§ **WORKING DATA**
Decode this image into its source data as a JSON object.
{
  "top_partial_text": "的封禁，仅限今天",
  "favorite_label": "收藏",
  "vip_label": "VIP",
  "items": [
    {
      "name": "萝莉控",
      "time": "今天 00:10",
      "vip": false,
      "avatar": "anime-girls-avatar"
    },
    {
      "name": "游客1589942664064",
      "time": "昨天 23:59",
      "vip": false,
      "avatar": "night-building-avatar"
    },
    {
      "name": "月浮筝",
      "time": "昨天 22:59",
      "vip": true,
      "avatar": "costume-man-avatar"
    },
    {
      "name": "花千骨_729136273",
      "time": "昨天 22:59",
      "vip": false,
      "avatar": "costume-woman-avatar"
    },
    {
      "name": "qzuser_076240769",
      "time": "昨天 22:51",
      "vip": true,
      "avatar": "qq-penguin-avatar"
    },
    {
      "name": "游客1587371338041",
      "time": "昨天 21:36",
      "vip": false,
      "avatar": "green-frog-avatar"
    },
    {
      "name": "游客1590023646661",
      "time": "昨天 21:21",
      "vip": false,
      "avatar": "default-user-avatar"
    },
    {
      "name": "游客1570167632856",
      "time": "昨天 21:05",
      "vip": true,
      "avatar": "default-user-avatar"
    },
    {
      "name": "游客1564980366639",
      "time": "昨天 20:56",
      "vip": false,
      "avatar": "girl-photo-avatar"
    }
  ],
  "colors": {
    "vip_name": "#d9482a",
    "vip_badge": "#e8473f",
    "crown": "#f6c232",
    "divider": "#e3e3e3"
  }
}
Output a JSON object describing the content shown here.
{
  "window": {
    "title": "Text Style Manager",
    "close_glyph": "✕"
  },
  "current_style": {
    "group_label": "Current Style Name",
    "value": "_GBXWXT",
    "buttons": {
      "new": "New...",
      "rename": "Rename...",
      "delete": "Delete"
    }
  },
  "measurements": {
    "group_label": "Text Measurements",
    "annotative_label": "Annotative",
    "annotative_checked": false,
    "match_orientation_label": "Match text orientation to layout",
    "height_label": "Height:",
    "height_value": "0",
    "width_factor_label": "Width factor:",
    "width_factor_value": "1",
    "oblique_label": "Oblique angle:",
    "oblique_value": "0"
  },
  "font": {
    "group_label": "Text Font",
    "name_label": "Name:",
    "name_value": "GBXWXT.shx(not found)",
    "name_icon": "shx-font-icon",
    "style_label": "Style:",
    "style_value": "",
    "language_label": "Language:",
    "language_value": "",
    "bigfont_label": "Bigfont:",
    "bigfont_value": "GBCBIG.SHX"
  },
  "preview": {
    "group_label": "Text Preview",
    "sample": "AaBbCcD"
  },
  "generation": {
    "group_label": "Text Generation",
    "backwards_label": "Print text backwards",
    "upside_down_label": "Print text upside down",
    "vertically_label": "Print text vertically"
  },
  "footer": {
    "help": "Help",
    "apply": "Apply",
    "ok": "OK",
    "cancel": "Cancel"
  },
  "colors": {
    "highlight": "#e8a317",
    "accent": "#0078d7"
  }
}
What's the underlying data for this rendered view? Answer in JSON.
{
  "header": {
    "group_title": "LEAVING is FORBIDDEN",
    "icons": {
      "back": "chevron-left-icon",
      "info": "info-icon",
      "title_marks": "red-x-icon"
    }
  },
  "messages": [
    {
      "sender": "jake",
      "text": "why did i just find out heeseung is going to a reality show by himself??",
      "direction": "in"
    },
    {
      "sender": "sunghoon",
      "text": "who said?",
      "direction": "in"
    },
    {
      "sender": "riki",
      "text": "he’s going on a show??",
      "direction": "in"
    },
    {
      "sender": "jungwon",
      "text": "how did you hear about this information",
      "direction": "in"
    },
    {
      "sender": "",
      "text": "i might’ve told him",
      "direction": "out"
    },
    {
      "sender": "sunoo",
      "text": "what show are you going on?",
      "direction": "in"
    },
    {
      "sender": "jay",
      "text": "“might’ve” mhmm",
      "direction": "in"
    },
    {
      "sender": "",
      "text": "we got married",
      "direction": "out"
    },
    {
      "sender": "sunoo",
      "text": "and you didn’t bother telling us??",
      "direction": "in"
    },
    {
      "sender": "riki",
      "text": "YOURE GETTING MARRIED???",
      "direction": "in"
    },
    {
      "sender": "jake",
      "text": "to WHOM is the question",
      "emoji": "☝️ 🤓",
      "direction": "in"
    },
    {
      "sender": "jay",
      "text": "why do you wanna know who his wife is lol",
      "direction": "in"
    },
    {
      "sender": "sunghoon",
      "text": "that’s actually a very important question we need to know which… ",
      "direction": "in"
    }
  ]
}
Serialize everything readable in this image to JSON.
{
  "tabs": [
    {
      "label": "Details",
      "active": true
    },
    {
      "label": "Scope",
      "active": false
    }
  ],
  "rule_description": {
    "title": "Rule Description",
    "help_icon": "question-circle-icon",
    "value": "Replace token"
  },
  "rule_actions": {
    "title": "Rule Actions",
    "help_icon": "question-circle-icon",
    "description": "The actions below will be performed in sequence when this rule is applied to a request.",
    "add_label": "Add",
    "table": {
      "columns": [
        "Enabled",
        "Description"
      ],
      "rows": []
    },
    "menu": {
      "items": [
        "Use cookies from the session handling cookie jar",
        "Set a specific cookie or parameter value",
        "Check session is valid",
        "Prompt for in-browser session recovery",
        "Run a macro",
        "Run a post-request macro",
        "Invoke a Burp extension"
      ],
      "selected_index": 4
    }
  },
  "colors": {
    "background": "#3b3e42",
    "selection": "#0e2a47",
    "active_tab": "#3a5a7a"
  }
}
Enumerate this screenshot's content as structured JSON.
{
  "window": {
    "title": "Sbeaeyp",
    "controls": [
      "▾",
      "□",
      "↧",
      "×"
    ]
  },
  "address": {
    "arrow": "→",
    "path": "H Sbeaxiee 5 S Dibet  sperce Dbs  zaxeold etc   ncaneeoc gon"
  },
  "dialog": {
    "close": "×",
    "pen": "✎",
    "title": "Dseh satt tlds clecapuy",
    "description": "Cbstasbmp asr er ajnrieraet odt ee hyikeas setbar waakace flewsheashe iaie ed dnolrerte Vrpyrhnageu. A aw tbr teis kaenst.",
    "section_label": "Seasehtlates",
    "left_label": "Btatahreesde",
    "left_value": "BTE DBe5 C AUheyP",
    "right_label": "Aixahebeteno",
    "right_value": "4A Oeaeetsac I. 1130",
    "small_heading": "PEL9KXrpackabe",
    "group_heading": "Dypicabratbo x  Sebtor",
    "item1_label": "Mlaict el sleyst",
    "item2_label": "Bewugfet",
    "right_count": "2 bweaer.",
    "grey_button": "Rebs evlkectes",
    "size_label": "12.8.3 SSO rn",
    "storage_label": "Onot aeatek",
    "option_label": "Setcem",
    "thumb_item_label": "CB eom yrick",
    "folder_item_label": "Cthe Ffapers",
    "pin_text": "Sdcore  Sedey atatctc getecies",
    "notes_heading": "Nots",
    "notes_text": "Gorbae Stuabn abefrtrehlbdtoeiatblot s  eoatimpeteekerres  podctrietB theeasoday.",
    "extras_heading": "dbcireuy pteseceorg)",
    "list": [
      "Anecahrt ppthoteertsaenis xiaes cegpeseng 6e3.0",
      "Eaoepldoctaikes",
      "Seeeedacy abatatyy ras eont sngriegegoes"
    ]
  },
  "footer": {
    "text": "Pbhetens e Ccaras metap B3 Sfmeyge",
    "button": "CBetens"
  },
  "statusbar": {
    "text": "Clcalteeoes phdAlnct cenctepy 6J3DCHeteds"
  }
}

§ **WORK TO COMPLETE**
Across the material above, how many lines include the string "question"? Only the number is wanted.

§ **THE COMPLETED TASK**
4